Combinatorial optimization problems are crucial for widespread applications but remain difficult to solve on a large scale with conventional hardware. Novel optical platforms, known as coherent or photonic Ising machines, are attracting considerable attention as accelerators on optimization tasks formulable as Ising models. Annealing is a well-known technique based on adiabatic evolution for finding optimal solutions in classical and quantum systems made by atoms, electrons, or photons. Although various Ising machines employ annealing in some form, adiabatic computing on optical settings has been only partially investigated. Here, we realize the adiabatic evolution of frustrated Ising models with 100 spins programmed by spatial light modulation. We use holographic and optical control to change the spin couplings adiabatically, and exploit experimental noise to explore the energy landscape. Annealing enhances the convergence to the Ising ground state and allows to find the problem solution with probability close to unity.
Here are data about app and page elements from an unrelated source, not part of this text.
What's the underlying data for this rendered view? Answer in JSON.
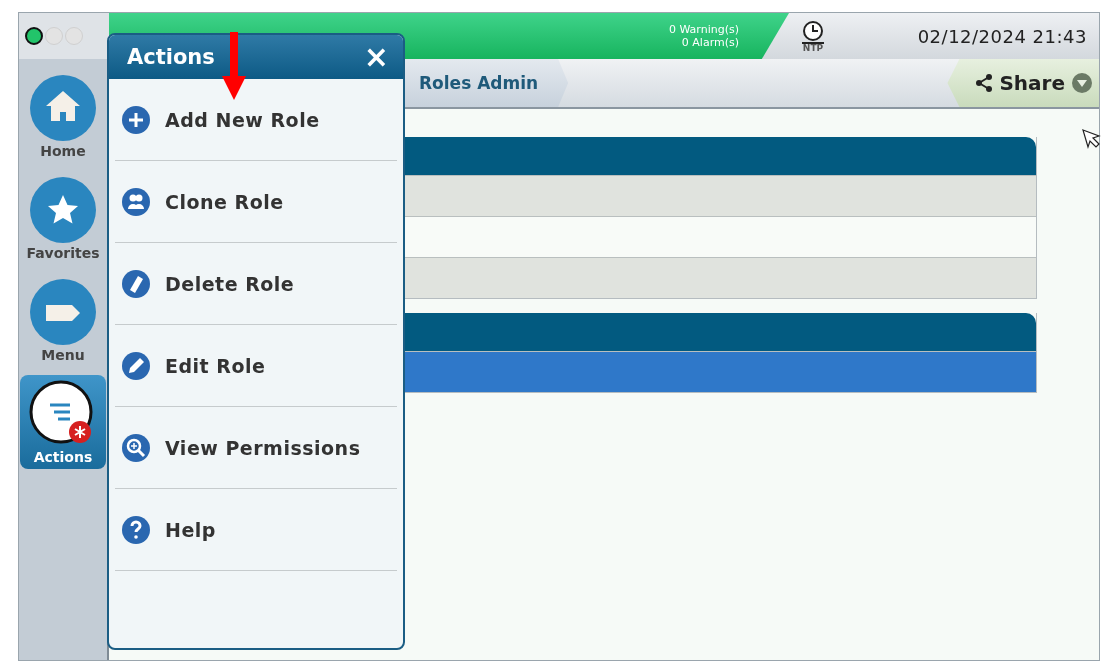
{
  "status_lights": [
    {
      "on": true
    },
    {
      "on": false
    },
    {
      "on": false
    }
  ],
  "status_bar": {
    "warnings": "0 Warning(s)",
    "alarms": "0 Alarm(s)",
    "clock_label": "NTP",
    "datetime": "02/12/2024 21:43"
  },
  "breadcrumb": {
    "current": "Roles Admin",
    "share": "Share"
  },
  "sidebar": {
    "items": [
      {
        "label": "Home",
        "kind": "home",
        "selected": false
      },
      {
        "label": "Favorites",
        "kind": "favorites",
        "selected": false
      },
      {
        "label": "Menu",
        "kind": "menu",
        "selected": false
      },
      {
        "label": "Actions",
        "kind": "actions",
        "selected": true
      }
    ]
  },
  "panels": [
    {
      "rows": [
        {
          "selected": false
        },
        {
          "selected": false
        },
        {
          "selected": false
        }
      ]
    },
    {
      "rows": [
        {
          "selected": true
        }
      ]
    }
  ],
  "actions_popup": {
    "title": "Actions",
    "close": "×",
    "items": [
      {
        "label": "Add New Role",
        "kind": "add"
      },
      {
        "label": "Clone Role",
        "kind": "clone"
      },
      {
        "label": "Delete Role",
        "kind": "delete"
      },
      {
        "label": "Edit Role",
        "kind": "edit"
      },
      {
        "label": "View Permissions",
        "kind": "view"
      },
      {
        "label": "Help",
        "kind": "help"
      }
    ]
  }
}
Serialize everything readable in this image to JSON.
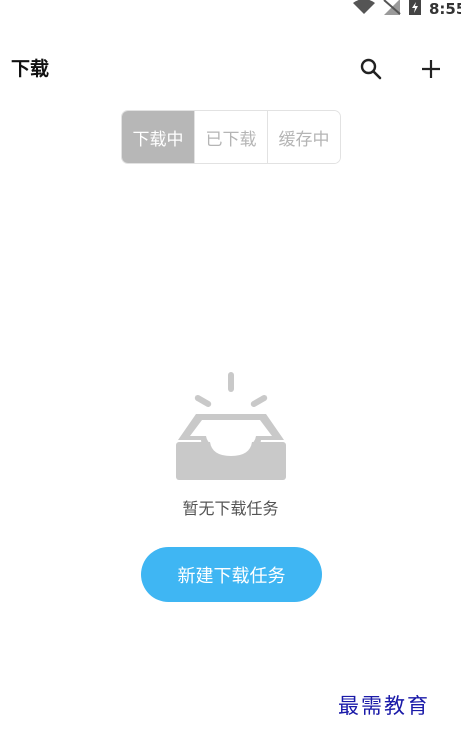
{
  "status_bar": {
    "time": "8:55",
    "icons": [
      "wifi-icon",
      "no-signal-icon",
      "battery-charging-icon"
    ]
  },
  "header": {
    "title": "下载",
    "actions": [
      "search-icon",
      "add-icon"
    ]
  },
  "tabs": [
    {
      "label": "下载中",
      "active": true
    },
    {
      "label": "已下载",
      "active": false
    },
    {
      "label": "缓存中",
      "active": false
    }
  ],
  "empty_state": {
    "icon": "empty-inbox-icon",
    "message": "暂无下载任务",
    "button_label": "新建下载任务"
  },
  "watermark": "最需教育",
  "colors": {
    "accent": "#3fb6f3",
    "tab_active_bg": "#b7b7b7",
    "watermark": "#1a1aa8"
  }
}
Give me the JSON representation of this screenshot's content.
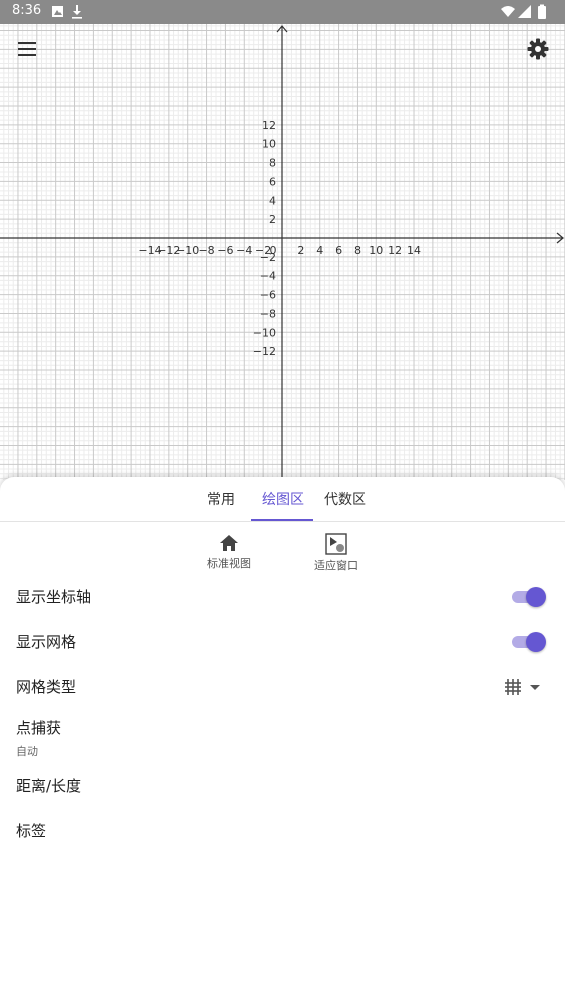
{
  "status_bar": {
    "time": "8:36",
    "left_icons": [
      "image-icon",
      "download-icon"
    ],
    "right_icons": [
      "wifi-icon",
      "signal-icon",
      "battery-icon"
    ],
    "bar_color": "#8a8a8a"
  },
  "graph": {
    "x_range": [
      -14,
      14
    ],
    "y_range": [
      -12,
      12
    ],
    "tick_step": 2,
    "x_tick_labels": [
      "−14",
      "−12",
      "−10",
      "−8",
      "−6",
      "−4",
      "−2",
      "0",
      "2",
      "4",
      "6",
      "8",
      "10",
      "12",
      "14"
    ],
    "y_tick_labels": [
      "12",
      "10",
      "8",
      "6",
      "4",
      "2",
      "−2",
      "−4",
      "−6",
      "−8",
      "−10",
      "−12"
    ],
    "show_axes": true,
    "show_grid": true,
    "major_grid_color": "#c9c9c9",
    "minor_grid_color": "#ececec",
    "axis_color": "#333333"
  },
  "toolbar": {
    "menu_icon": "menu-icon",
    "settings_icon": "gear-icon"
  },
  "tabs": [
    {
      "label": "常用",
      "active": false
    },
    {
      "label": "绘图区",
      "active": true
    },
    {
      "label": "代数区",
      "active": false
    }
  ],
  "quick_buttons": {
    "standard_view": {
      "label": "标准视图",
      "icon": "home-icon"
    },
    "fit_window": {
      "label": "适应窗口",
      "icon": "zoom-to-fit-icon"
    }
  },
  "settings": {
    "show_axes": {
      "label": "显示坐标轴",
      "value": true
    },
    "show_grid": {
      "label": "显示网格",
      "value": true
    },
    "grid_type": {
      "label": "网格类型",
      "icon": "grid-icon"
    },
    "point_capture": {
      "label": "点捕获",
      "value": "自动"
    },
    "distance": {
      "label": "距离/长度"
    },
    "labels": {
      "label": "标签"
    }
  },
  "accent_color": "#6557d2"
}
Our results demonstrate a photonic scheme for combinatorial optimization in analogy with adiabatic quantum algorithms and enforced by optical vector-matrix multiplications and scalable photonic technology.
See also Super Duper Ising Machine